Source data =>

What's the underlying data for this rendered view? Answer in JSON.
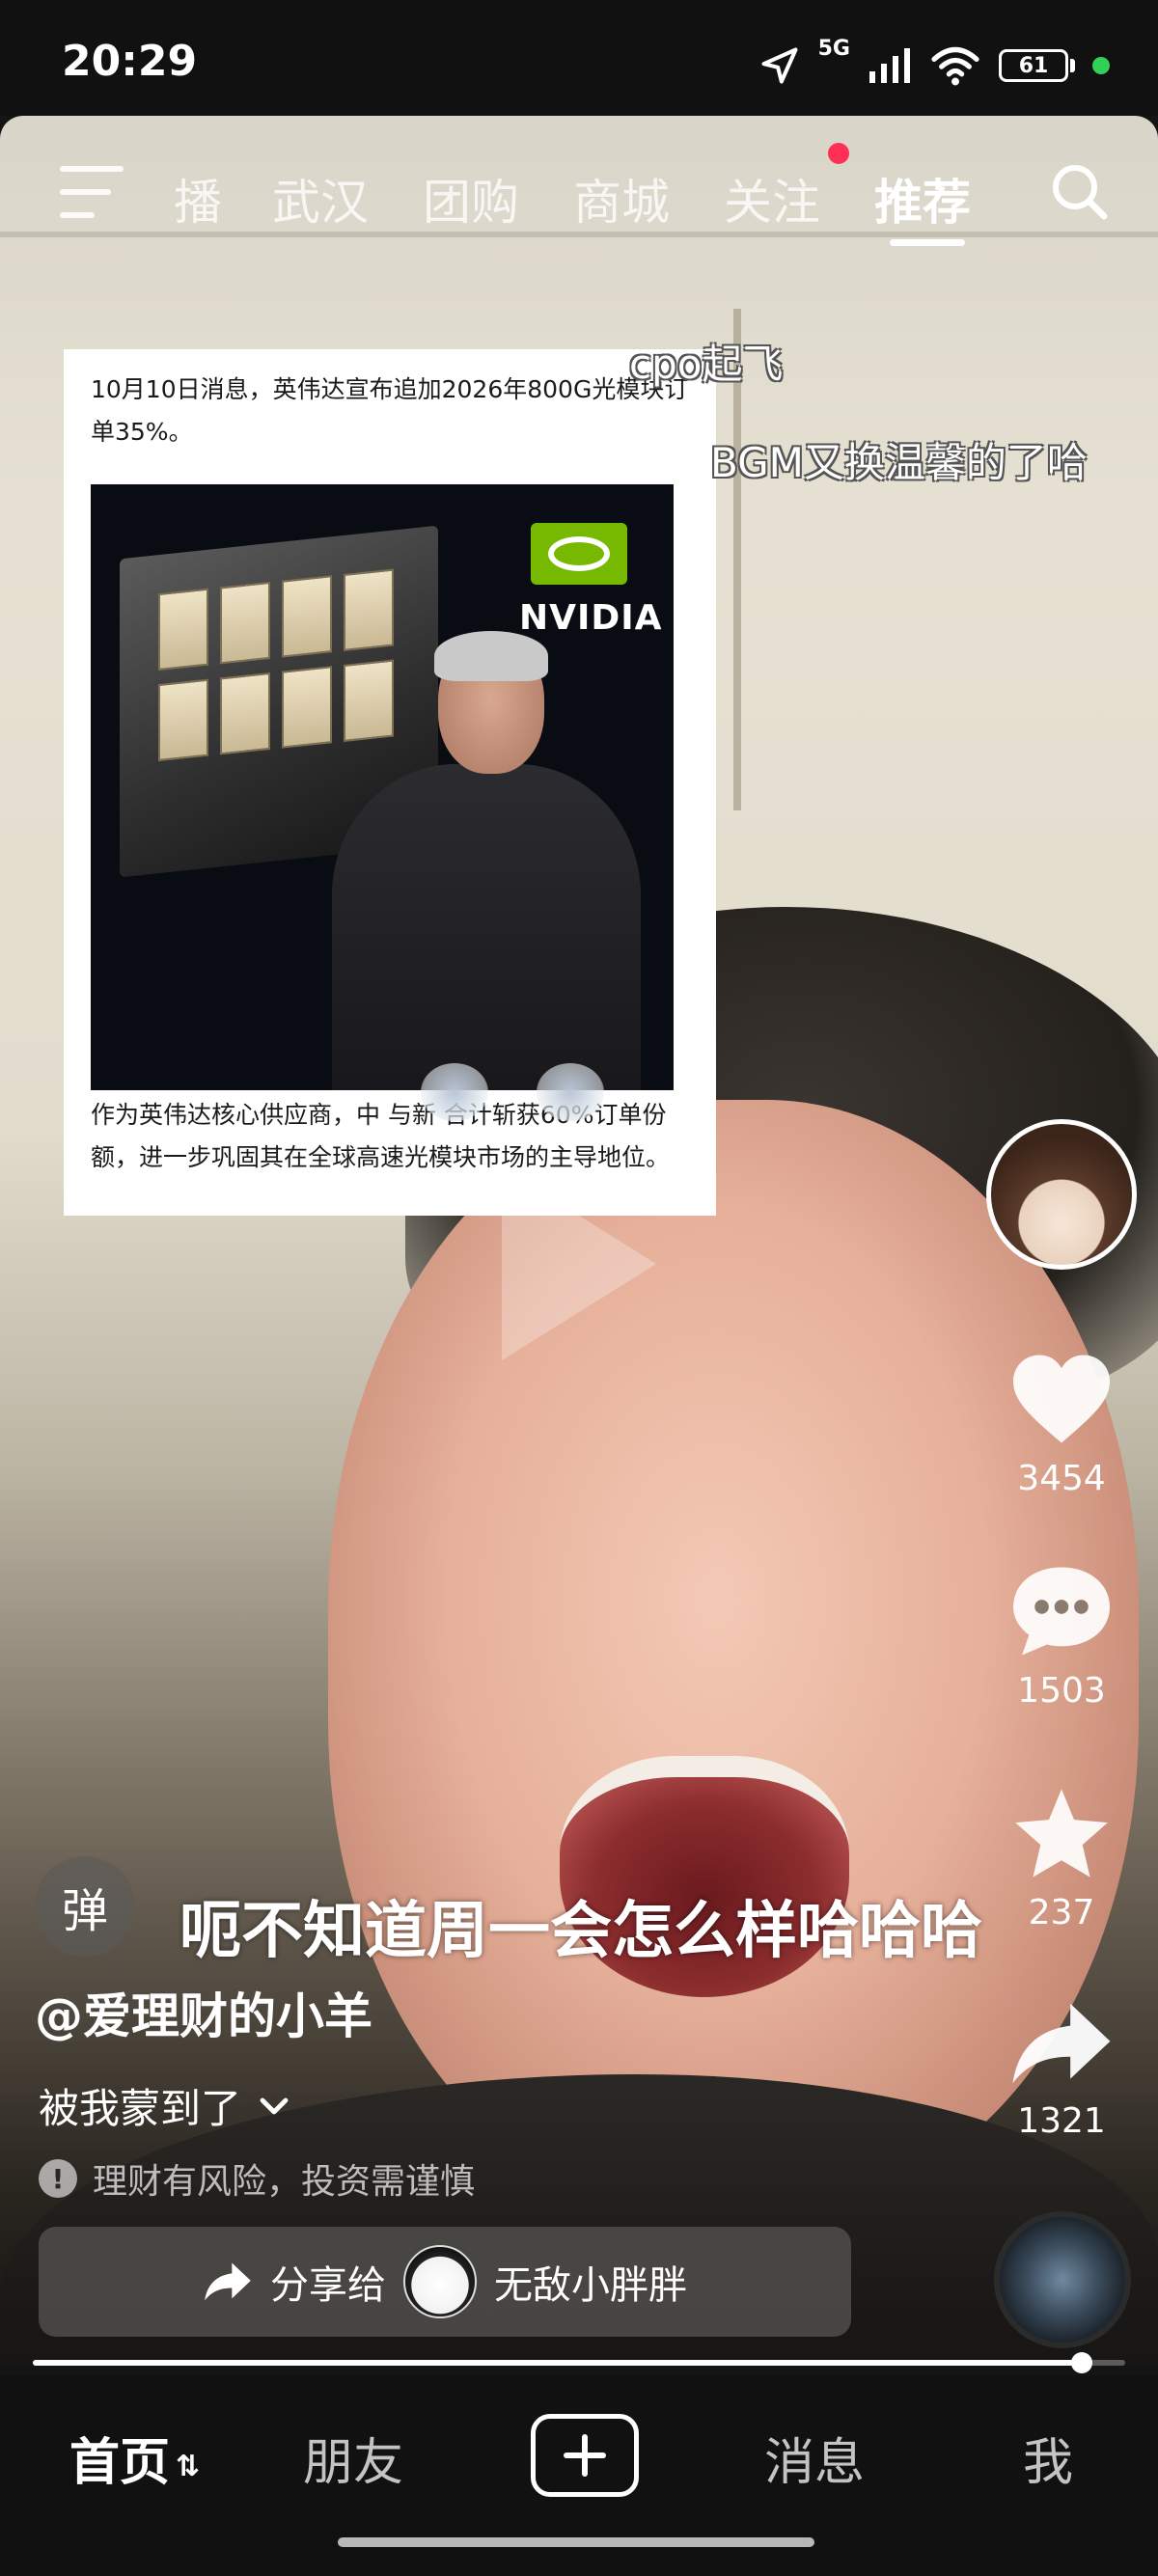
{
  "status_bar": {
    "time": "20:29",
    "network": "5G",
    "battery": "61",
    "icons": [
      "location-arrow-icon",
      "signal-bars-icon",
      "wifi-icon",
      "battery-icon"
    ]
  },
  "top_nav": {
    "tabs": [
      {
        "label": "播"
      },
      {
        "label": "武汉"
      },
      {
        "label": "团购"
      },
      {
        "label": "商城"
      },
      {
        "label": "关注"
      },
      {
        "label": "推荐"
      }
    ],
    "active_tab": "推荐"
  },
  "news_card": {
    "top_text": "10月10日消息，英伟达宣布追加2026年800G光模块订单35%。",
    "brand_text": "NVIDIA",
    "bottom_text": "作为英伟达核心供应商，中 与新 合计斩获60%订单份额，进一步巩固其在全球高速光模块市场的主导地位。"
  },
  "danmaku": [
    "cpo起飞",
    "BGM又换温馨的了哈"
  ],
  "right_rail": {
    "like_count": "3454",
    "comment_count": "1503",
    "favorite_count": "237",
    "share_count": "1321"
  },
  "bottom_info": {
    "danmu_toggle": "弹",
    "subtitle": "呃不知道周一会怎么样哈哈哈",
    "username": "@爱理财的小羊",
    "caption": "被我蒙到了",
    "risk_notice": "理财有风险，投资需谨慎",
    "share_label": "分享给",
    "share_target": "无敌小胖胖"
  },
  "progress": {
    "fraction": 0.96
  },
  "bottom_nav": {
    "items": [
      "首页",
      "朋友",
      "消息",
      "我"
    ]
  },
  "colors": {
    "accent_red": "#ff2f55",
    "battery_dot": "#31d158",
    "nvidia_green": "#76b900"
  }
}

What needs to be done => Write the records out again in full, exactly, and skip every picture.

Result =>
What's the underlying data for this rendered view? Answer in JSON.
{
  "status_bar": {
    "time": "20:29",
    "network": "5G",
    "battery": "61",
    "icons": [
      "location-arrow-icon",
      "signal-bars-icon",
      "wifi-icon",
      "battery-icon"
    ]
  },
  "top_nav": {
    "tabs": [
      {
        "label": "播"
      },
      {
        "label": "武汉"
      },
      {
        "label": "团购"
      },
      {
        "label": "商城"
      },
      {
        "label": "关注"
      },
      {
        "label": "推荐"
      }
    ],
    "active_tab": "推荐"
  },
  "news_card": {
    "top_text": "10月10日消息，英伟达宣布追加2026年800G光模块订单35%。",
    "brand_text": "NVIDIA",
    "bottom_text": "作为英伟达核心供应商，中 与新 合计斩获60%订单份额，进一步巩固其在全球高速光模块市场的主导地位。"
  },
  "danmaku": [
    "cpo起飞",
    "BGM又换温馨的了哈"
  ],
  "right_rail": {
    "like_count": "3454",
    "comment_count": "1503",
    "favorite_count": "237",
    "share_count": "1321"
  },
  "bottom_info": {
    "danmu_toggle": "弹",
    "subtitle": "呃不知道周一会怎么样哈哈哈",
    "username": "@爱理财的小羊",
    "caption": "被我蒙到了",
    "risk_notice": "理财有风险，投资需谨慎",
    "share_label": "分享给",
    "share_target": "无敌小胖胖"
  },
  "progress": {
    "fraction": 0.96
  },
  "bottom_nav": {
    "items": [
      "首页",
      "朋友",
      "消息",
      "我"
    ]
  },
  "colors": {
    "accent_red": "#ff2f55",
    "battery_dot": "#31d158",
    "nvidia_green": "#76b900"
  }
}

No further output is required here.